BEGIN Data for this exercise
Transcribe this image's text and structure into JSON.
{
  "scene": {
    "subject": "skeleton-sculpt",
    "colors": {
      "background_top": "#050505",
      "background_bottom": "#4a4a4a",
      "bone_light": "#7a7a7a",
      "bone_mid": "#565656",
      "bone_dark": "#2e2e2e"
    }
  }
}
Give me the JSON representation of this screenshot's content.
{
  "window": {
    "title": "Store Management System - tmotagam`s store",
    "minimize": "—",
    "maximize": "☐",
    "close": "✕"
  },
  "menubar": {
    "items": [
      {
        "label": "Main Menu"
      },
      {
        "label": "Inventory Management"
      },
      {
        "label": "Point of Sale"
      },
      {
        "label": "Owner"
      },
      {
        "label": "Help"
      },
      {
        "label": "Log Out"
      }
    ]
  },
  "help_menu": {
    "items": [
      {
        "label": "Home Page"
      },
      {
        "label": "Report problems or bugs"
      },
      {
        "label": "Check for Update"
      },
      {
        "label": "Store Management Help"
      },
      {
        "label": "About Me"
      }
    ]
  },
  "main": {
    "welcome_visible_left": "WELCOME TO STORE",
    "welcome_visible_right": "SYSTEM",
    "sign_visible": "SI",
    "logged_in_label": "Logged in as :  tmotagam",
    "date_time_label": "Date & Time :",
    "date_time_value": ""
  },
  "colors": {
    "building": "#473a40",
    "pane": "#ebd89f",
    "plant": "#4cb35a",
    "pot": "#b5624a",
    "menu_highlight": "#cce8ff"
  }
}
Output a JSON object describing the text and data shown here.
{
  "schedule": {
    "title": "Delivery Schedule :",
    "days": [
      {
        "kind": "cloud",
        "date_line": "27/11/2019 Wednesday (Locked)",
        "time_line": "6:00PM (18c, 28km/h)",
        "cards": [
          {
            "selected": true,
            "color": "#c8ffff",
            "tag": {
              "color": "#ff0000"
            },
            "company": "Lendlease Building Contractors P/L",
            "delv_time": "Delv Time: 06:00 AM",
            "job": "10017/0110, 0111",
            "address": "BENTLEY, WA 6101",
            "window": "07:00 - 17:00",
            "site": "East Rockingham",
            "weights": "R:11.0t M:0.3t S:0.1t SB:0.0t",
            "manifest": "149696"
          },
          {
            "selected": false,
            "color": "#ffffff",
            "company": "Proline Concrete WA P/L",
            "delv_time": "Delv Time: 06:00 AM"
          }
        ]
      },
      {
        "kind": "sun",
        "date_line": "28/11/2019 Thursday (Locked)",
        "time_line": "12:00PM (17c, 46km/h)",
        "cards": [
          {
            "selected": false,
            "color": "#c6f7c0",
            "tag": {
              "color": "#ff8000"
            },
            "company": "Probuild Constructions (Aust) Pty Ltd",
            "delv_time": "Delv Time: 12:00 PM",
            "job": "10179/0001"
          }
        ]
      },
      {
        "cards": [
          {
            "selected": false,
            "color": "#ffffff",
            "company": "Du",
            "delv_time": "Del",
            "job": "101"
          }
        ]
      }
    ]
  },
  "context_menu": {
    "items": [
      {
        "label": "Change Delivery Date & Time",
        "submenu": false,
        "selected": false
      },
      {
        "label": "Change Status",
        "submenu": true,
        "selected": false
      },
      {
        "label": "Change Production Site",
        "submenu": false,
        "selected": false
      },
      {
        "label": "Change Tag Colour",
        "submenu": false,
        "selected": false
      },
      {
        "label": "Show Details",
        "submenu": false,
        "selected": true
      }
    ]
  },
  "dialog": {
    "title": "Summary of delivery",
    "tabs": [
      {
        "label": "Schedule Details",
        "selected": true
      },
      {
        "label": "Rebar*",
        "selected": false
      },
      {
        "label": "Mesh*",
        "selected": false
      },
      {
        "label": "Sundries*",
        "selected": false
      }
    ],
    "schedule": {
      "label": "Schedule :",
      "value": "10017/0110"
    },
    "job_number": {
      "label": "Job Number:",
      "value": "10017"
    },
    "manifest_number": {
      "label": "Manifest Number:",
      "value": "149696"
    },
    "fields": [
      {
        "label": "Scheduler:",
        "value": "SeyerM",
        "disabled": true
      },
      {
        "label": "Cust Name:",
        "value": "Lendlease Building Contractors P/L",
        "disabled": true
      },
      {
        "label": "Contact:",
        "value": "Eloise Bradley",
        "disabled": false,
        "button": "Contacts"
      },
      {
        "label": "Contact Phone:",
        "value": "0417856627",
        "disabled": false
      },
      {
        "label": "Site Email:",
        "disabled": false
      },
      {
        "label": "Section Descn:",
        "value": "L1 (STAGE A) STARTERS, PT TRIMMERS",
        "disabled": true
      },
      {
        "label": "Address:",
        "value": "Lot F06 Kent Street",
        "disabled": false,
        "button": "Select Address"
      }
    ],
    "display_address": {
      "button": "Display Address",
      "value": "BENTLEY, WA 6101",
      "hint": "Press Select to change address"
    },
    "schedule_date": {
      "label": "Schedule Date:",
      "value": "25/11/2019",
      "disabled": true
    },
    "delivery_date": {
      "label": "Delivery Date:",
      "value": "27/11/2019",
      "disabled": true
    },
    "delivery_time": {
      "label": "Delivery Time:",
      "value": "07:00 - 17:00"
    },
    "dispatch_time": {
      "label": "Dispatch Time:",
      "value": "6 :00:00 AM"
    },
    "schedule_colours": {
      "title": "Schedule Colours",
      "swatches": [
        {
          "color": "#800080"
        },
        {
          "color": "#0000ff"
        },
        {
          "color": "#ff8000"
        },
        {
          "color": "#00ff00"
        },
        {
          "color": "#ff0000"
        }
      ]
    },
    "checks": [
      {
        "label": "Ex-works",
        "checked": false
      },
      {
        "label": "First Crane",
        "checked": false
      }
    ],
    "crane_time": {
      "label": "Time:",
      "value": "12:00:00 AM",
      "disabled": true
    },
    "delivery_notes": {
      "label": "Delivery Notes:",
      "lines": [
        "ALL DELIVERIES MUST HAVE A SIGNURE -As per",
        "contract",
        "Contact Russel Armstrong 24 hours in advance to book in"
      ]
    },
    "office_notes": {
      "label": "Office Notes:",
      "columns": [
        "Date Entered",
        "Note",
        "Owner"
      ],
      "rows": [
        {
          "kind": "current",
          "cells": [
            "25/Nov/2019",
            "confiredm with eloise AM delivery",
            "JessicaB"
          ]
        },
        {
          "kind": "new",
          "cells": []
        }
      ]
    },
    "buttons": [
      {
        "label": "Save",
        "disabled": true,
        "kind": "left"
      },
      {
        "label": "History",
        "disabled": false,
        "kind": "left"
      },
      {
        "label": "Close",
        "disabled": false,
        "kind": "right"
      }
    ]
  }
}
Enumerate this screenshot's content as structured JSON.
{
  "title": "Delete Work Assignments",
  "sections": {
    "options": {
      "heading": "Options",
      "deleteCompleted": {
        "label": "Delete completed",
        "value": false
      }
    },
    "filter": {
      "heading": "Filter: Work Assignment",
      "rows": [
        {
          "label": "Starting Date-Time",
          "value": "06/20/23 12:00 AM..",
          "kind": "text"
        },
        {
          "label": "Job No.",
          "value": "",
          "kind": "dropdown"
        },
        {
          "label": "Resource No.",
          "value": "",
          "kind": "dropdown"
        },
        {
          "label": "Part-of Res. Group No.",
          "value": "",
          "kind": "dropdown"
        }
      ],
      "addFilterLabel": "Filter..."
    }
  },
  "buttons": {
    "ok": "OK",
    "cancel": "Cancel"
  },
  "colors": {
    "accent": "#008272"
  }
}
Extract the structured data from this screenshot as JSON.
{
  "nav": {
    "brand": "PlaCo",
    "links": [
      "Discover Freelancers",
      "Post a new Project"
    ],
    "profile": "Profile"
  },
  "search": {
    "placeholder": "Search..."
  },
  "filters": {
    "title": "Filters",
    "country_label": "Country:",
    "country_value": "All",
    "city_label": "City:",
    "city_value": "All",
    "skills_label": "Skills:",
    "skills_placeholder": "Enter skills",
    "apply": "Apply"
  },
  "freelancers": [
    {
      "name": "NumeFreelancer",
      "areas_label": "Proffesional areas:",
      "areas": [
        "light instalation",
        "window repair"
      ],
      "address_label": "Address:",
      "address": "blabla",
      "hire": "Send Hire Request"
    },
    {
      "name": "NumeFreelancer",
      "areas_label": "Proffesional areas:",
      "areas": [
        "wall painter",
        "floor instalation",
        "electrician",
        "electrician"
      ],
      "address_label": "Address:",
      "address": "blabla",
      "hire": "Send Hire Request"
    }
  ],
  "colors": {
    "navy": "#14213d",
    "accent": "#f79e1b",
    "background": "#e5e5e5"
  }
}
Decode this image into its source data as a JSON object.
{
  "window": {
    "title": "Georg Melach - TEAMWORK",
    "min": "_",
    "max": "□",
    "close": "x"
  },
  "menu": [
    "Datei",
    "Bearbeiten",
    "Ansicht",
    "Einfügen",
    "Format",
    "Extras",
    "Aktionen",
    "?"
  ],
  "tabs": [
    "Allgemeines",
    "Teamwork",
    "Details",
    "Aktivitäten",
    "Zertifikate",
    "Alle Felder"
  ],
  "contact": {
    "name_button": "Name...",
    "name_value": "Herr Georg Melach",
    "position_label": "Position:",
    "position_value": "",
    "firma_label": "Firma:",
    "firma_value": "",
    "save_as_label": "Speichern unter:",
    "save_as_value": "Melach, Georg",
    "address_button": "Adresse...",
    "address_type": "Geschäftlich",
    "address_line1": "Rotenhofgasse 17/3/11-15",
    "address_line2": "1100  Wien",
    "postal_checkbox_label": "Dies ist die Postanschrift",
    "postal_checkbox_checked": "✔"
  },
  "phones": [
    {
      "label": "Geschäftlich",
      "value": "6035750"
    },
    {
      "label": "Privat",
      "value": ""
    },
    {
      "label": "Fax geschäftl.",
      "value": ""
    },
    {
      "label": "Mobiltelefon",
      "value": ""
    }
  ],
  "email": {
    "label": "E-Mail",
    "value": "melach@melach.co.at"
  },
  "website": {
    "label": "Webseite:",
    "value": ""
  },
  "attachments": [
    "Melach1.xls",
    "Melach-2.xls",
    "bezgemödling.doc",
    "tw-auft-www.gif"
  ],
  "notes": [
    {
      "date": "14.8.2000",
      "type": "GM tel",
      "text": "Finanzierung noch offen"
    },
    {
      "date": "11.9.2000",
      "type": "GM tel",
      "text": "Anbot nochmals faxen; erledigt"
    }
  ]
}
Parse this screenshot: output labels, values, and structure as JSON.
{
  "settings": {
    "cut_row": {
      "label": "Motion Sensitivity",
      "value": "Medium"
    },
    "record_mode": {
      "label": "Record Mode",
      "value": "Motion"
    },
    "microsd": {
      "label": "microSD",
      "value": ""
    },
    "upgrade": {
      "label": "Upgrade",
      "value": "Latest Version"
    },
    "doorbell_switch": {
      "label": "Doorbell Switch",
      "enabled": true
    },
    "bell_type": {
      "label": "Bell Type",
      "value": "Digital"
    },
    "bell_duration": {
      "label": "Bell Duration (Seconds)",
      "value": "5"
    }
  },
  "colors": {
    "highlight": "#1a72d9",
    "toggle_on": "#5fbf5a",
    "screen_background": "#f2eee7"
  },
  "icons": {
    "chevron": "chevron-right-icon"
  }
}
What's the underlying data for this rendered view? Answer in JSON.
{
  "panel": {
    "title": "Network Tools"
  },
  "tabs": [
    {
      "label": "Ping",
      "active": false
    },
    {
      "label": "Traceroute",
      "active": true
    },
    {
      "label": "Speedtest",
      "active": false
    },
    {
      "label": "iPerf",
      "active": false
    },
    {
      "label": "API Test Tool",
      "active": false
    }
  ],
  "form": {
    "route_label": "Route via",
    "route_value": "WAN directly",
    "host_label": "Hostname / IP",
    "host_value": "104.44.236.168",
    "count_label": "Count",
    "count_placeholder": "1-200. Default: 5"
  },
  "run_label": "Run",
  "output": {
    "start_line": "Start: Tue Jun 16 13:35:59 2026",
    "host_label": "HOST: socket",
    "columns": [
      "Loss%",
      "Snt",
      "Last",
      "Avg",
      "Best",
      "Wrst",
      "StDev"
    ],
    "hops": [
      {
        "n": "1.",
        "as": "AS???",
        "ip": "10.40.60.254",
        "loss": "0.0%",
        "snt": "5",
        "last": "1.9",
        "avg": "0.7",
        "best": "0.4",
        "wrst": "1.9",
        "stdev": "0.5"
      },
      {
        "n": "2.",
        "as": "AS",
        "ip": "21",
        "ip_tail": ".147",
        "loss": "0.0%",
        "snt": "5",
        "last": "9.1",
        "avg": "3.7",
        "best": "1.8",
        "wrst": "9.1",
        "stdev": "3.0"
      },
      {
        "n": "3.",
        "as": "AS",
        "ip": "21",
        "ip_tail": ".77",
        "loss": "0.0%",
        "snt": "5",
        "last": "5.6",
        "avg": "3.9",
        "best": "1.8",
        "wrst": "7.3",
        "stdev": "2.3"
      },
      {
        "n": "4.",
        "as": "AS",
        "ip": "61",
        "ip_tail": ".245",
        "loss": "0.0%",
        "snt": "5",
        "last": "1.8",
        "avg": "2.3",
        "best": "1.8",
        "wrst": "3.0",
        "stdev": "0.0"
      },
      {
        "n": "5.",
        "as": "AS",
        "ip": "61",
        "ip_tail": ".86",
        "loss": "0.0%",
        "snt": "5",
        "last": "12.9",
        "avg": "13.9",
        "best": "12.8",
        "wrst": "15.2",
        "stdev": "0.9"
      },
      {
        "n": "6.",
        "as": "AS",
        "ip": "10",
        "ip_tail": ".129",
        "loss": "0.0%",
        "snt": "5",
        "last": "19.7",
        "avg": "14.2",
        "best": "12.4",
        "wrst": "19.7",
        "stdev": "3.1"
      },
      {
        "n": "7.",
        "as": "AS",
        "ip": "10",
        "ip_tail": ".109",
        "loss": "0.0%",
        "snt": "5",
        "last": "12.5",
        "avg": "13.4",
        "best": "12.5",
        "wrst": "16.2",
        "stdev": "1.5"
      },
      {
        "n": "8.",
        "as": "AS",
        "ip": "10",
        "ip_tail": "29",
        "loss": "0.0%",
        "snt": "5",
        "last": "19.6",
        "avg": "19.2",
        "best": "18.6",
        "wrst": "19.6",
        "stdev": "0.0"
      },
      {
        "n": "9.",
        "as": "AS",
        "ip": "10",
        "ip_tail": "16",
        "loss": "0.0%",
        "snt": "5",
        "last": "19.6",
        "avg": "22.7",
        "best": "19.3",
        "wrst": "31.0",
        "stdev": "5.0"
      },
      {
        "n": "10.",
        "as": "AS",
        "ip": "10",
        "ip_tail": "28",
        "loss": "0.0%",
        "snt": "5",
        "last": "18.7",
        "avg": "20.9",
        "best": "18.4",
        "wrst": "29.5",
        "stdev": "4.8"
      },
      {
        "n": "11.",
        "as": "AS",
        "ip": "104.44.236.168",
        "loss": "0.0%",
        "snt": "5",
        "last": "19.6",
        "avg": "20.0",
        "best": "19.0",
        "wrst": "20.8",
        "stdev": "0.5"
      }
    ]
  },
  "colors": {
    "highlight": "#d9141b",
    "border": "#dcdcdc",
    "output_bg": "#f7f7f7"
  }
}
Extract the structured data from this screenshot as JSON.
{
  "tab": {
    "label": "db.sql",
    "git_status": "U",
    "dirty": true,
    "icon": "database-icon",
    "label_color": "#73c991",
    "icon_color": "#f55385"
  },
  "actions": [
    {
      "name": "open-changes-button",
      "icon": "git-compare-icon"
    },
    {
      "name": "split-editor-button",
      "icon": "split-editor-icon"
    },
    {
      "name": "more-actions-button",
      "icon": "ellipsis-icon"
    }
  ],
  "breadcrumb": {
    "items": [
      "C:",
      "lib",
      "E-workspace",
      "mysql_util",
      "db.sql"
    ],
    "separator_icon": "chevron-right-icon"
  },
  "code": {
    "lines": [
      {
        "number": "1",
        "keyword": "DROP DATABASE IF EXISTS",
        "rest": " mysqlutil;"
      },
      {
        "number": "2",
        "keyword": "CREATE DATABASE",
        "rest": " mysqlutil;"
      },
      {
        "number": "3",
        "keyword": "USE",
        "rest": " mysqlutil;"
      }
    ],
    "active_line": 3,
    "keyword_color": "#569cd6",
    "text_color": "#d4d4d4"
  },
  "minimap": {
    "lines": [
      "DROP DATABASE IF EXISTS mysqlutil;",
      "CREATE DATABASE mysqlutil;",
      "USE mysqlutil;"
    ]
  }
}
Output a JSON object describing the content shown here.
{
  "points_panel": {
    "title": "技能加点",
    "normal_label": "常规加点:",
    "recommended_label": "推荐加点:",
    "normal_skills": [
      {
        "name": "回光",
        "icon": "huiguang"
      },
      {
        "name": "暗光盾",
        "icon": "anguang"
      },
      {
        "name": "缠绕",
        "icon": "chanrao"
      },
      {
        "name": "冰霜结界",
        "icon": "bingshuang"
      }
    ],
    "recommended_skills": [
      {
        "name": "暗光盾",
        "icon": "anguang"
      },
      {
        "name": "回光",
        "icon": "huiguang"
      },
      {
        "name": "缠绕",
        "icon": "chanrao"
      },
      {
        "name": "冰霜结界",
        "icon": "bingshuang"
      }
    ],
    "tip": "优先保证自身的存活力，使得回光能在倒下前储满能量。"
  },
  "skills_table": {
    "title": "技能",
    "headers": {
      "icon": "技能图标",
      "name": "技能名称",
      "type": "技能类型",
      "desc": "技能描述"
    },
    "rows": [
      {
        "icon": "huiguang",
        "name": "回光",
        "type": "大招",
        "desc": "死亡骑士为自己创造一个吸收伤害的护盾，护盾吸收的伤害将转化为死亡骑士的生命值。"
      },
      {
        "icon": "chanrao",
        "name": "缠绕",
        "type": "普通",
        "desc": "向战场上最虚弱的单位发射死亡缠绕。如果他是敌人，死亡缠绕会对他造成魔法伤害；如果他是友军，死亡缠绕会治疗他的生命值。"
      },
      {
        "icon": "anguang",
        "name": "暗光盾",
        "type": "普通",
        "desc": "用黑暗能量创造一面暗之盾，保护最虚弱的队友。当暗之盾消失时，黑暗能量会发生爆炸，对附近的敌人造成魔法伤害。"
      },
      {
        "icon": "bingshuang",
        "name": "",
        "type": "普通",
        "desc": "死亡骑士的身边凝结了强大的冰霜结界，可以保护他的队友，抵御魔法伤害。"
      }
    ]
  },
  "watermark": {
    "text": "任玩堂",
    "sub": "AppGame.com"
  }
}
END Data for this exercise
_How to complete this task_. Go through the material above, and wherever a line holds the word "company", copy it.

_Response to the task_.
            "company": "Lendlease Building Contractors P/L",
            "company": "Proline Concrete WA P/L",
            "company": "Probuild Constructions (Aust) Pty Ltd",
            "company": "Du",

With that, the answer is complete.